In the tradition of the Decadents, the Surrealists and the beat poets, Jeremy Reed has never been content to follow the fashionable trends in literature, preferring to explore the more colourful world of the imagination and to give a voice to the outsider. In this collection his poems about popular cultural figures of a previous generation Cocteau, Man Ray, Edith Piaf and Billie Holiday are brought together with his equally vivid poems about more recent pop icons, from David Bowie and Mick Jagger to Morrissey, Marc Almond, Prince and Madonna. Accompanying them are compelling photographs by Mick Rock, creator of some of the definitive images of Bowie, Lou Reed, Iggy Pop and other luminaries of the 1970s and 1980s. Paralleling the poems, these portraits memorably convey the quality of the music and the larger-than-life personalities of its creators.

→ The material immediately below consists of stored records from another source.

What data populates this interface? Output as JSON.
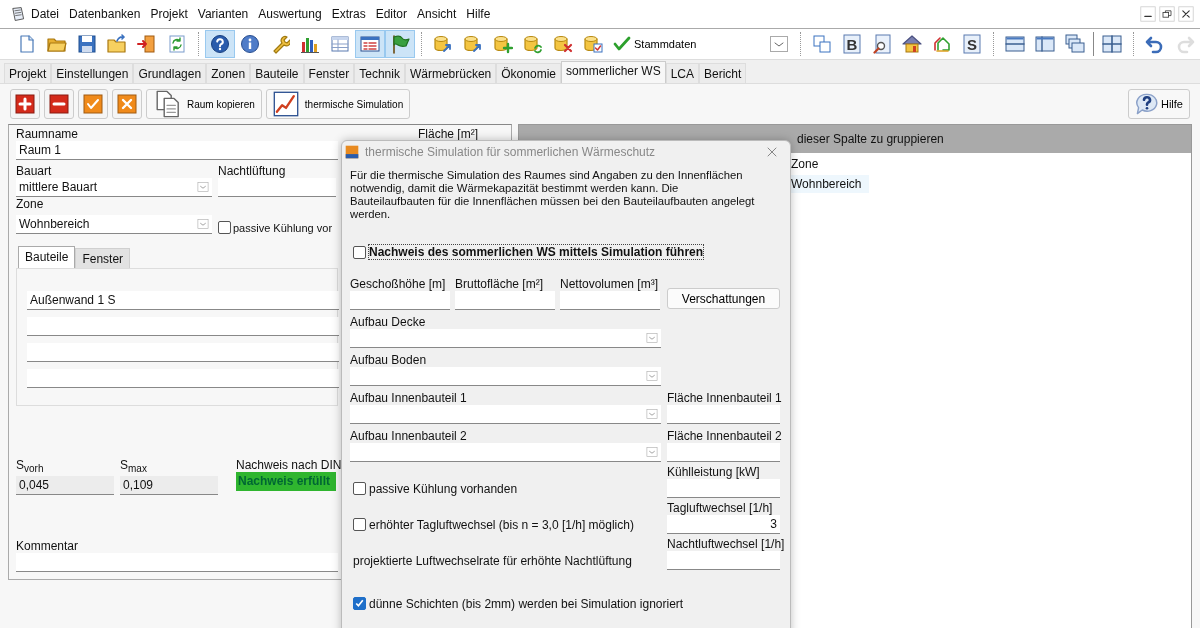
{
  "menu": [
    "Datei",
    "Datenbanken",
    "Projekt",
    "Varianten",
    "Auswertung",
    "Extras",
    "Editor",
    "Ansicht",
    "Hilfe"
  ],
  "toolbar": [
    {
      "pressed": false,
      "disabled": false
    },
    {
      "pressed": false,
      "disabled": false
    },
    {
      "pressed": false,
      "disabled": false
    },
    {
      "pressed": false,
      "disabled": false
    },
    {
      "pressed": false,
      "disabled": false
    },
    {
      "pressed": false,
      "disabled": false
    },
    {
      "pressed": true,
      "disabled": false
    },
    {
      "pressed": false,
      "disabled": false
    },
    {
      "pressed": false,
      "disabled": false
    },
    {
      "pressed": false,
      "disabled": false
    },
    {
      "pressed": false,
      "disabled": false
    },
    {
      "pressed": true,
      "disabled": false
    },
    {
      "pressed": true,
      "disabled": false
    },
    {
      "pressed": false,
      "disabled": false
    },
    {
      "pressed": false,
      "disabled": false
    },
    {
      "pressed": false,
      "disabled": false
    },
    {
      "pressed": false,
      "disabled": false
    },
    {
      "pressed": false,
      "disabled": false
    },
    {
      "pressed": false,
      "disabled": false
    },
    {
      "label": "Stammdaten",
      "pressed": false,
      "disabled": false
    },
    {
      "pressed": false,
      "disabled": false
    },
    {
      "pressed": false,
      "disabled": false
    },
    {
      "glyph": "B",
      "pressed": false,
      "disabled": false
    },
    {
      "pressed": false,
      "disabled": false
    },
    {
      "pressed": false,
      "disabled": false
    },
    {
      "pressed": false,
      "disabled": false
    },
    {
      "glyph": "S",
      "pressed": false,
      "disabled": false
    },
    {
      "pressed": false,
      "disabled": false
    },
    {
      "pressed": false,
      "disabled": false
    },
    {
      "pressed": false,
      "disabled": false
    },
    {
      "pressed": false,
      "disabled": false
    },
    {
      "pressed": false,
      "disabled": false
    },
    {
      "pressed": false,
      "disabled": true
    }
  ],
  "tabs": [
    {
      "label": "Projekt",
      "selected": false
    },
    {
      "label": "Einstellungen",
      "selected": false
    },
    {
      "label": "Grundlagen",
      "selected": false
    },
    {
      "label": "Zonen",
      "selected": false
    },
    {
      "label": "Bauteile",
      "selected": false
    },
    {
      "label": "Fenster",
      "selected": false
    },
    {
      "label": "Technik",
      "selected": false
    },
    {
      "label": "Wärmebrücken",
      "selected": false
    },
    {
      "label": "Ökonomie",
      "selected": false
    },
    {
      "label": "sommerlicher WS",
      "selected": true
    },
    {
      "label": "LCA",
      "selected": false
    },
    {
      "label": "Bericht",
      "selected": false
    }
  ],
  "actions": {
    "copy": "Raum kopieren",
    "simulation": "thermische Simulation",
    "help": "Hilfe"
  },
  "room": {
    "name_label": "Raumname",
    "name": "Raum 1",
    "area_label": "Fläche [m²]",
    "type_label": "Bauart",
    "type": "mittlere Bauart",
    "night_label": "Nachtlüftung",
    "zone_label": "Zone",
    "zone": "Wohnbereich",
    "passive": {
      "label": "passive Kühlung vor",
      "checked": false
    },
    "subtabs": [
      {
        "label": "Bauteile",
        "selected": true
      },
      {
        "label": "Fenster",
        "selected": false
      }
    ],
    "components": [
      "Außenwand 1 S"
    ],
    "s_vorh": {
      "label": "S$_{vorh}$",
      "value": "0,045"
    },
    "s_max": {
      "label": "S$_{max}$",
      "value": "0,109"
    },
    "din_label": "Nachweis nach DIN",
    "din_result": "Nachweis erfüllt",
    "din_passed": true,
    "comment_label": "Kommentar"
  },
  "grid": {
    "group_hint": "dieser Spalte zu gruppieren",
    "column": "Zone",
    "rows": [
      "Wohnbereich"
    ]
  },
  "dialog": {
    "title": "thermische Simulation für sommerlichen Wärmeschutz",
    "intro": "Für die thermische Simulation des Raumes sind Angaben zu den Innenflächen notwendig, damit die Wärmekapazität bestimmt werden kann. Die Bauteilaufbauten für die Innenflächen müssen bei den Bauteilaufbauten angelegt werden.",
    "simulate": {
      "label": "Nachweis des sommerlichen WS mittels Simulation führen",
      "checked": false
    },
    "dims": [
      "Geschoßhöhe [m]",
      "Bruttofläche [m²]",
      "Nettovolumen [m³]"
    ],
    "shading": "Verschattungen",
    "constructions": [
      {
        "label": "Aufbau Decke"
      },
      {
        "label": "Aufbau Boden"
      },
      {
        "label": "Aufbau Innenbauteil 1",
        "area_label": "Fläche Innenbauteil 1"
      },
      {
        "label": "Aufbau Innenbauteil 2",
        "area_label": "Fläche Innenbauteil 2"
      }
    ],
    "options": [
      {
        "kind": "checkbox",
        "label": "passive Kühlung vorhanden",
        "checked": false,
        "field_label": "Kühlleistung [kW]"
      },
      {
        "kind": "checkbox",
        "label": "erhöhter Tagluftwechsel (bis n = 3,0 [1/h] möglich)",
        "checked": false,
        "field_label": "Tagluftwechsel [1/h]",
        "field_value": "3"
      },
      {
        "kind": "text",
        "label": "projektierte Luftwechselrate für erhöhte Nachtlüftung",
        "field_label": "Nachtluftwechsel [1/h]"
      },
      {
        "kind": "checkbox",
        "label": "dünne Schichten (bis 2mm) werden bei Simulation ignoriert",
        "checked": true
      }
    ]
  }
}
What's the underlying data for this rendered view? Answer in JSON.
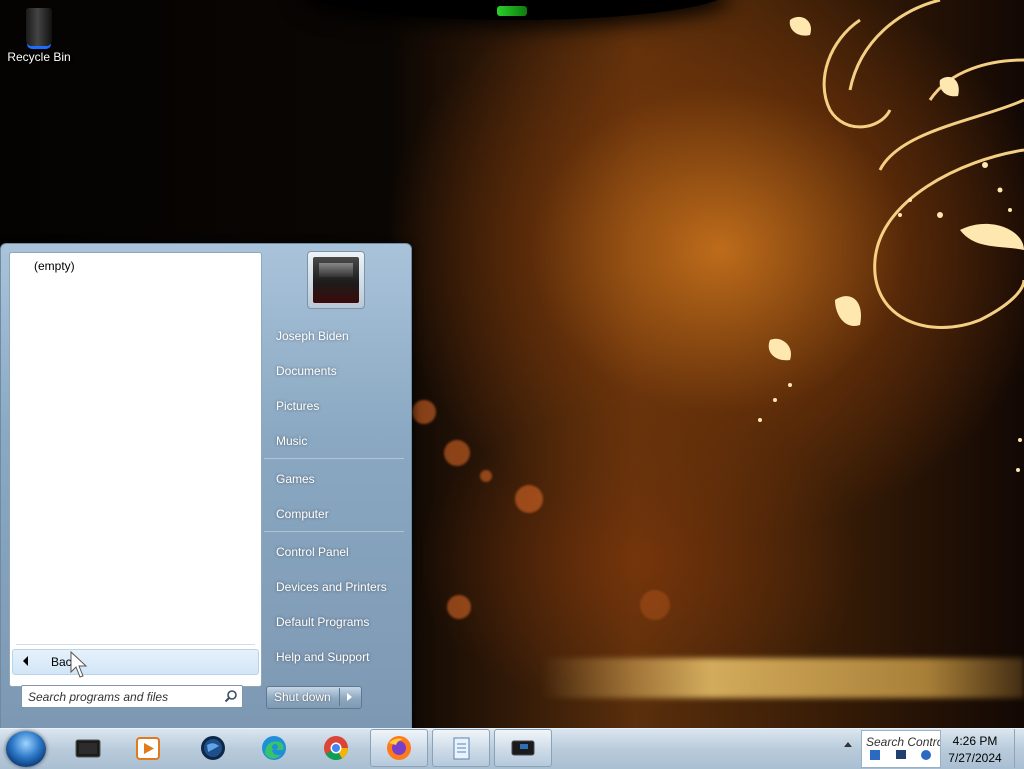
{
  "desktop": {
    "icons": [
      {
        "label": "Recycle Bin",
        "icon": "recycle-bin-icon"
      }
    ]
  },
  "start_menu": {
    "recent_programs_empty": "(empty)",
    "back_label": "Back",
    "search": {
      "placeholder": "Search programs and files",
      "value": ""
    },
    "user_picture": "user-picture",
    "right_links": [
      {
        "label": "Joseph Biden"
      },
      {
        "label": "Documents"
      },
      {
        "label": "Pictures"
      },
      {
        "label": "Music"
      },
      {
        "label": "Games"
      },
      {
        "label": "Computer"
      },
      {
        "label": "Control Panel"
      },
      {
        "label": "Devices and Printers"
      },
      {
        "label": "Default Programs"
      },
      {
        "label": "Help and Support"
      }
    ],
    "shutdown_label": "Shut down"
  },
  "taskbar": {
    "start_button": "start-orb",
    "pinned": [
      {
        "name": "tablet-pc-icon"
      },
      {
        "name": "media-player-icon"
      },
      {
        "name": "globe-icon"
      },
      {
        "name": "edge-icon"
      },
      {
        "name": "chrome-icon"
      },
      {
        "name": "firefox-icon",
        "active": true
      },
      {
        "name": "notepad-icon",
        "active": true
      },
      {
        "name": "remote-desktop-icon",
        "active": true
      }
    ],
    "tray_text": "Search Contro",
    "clock": {
      "time": "4:26 PM",
      "date": "7/27/2024"
    }
  }
}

Jeremy Reed was born in Jersey, Channel Islands, and read for his PhD at the University of Essex. He is widely acknowledged as the most imaginatively gifted British poet of his generation, praised by Seamus Heaney for his 'rich and careful writing' and by David Lodge for his ‘remarkable lyric gift’. Björk simply called his work ‘the most beautiful, outrageously brilliant poetry in the world’. His Selected Poems were published by Penguin in 1987. Subsequent collections have been Nineties (Cape, 1990), Dicing for Pearls (1990), Pop Stars (1994), Sweet Sister Lyric (1996), Saint Billie (2001), Duck and Sally Inside (2004) and This is How You Disappear (2007), all from Enitharmon Press. He has also published Heartbreak Hotel (Orion, 2002), a verse biography of Elvis Presley. Jeremy Reed is currently Marine Society Poet Laureate.